---------- PROVIDED RECORDS
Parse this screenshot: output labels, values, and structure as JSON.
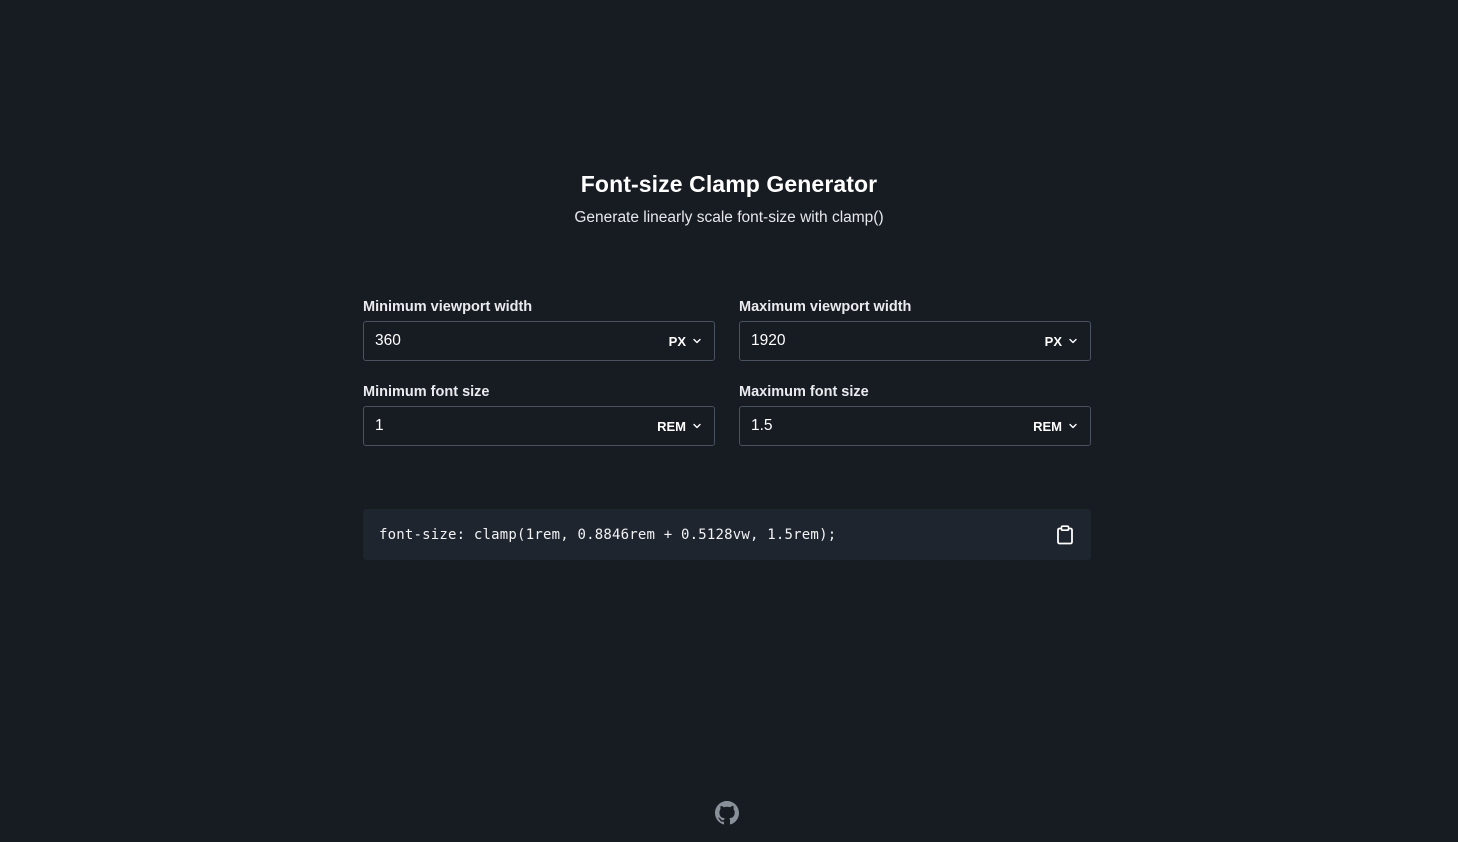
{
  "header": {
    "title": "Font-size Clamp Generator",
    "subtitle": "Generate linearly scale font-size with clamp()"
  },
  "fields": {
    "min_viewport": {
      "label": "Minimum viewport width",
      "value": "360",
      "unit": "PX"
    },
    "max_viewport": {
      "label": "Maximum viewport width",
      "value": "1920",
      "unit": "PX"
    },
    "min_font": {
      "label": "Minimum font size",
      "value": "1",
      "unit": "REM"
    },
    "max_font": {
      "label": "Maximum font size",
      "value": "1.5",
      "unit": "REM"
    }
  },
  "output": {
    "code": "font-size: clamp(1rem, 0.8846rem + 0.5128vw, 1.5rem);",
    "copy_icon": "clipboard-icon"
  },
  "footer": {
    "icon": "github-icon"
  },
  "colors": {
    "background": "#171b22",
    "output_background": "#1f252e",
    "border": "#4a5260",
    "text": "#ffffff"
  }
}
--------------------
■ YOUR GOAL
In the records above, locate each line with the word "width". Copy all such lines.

■ RESPONSE TO THE EXERCISE
      "label": "Minimum viewport width",
      "label": "Maximum viewport width",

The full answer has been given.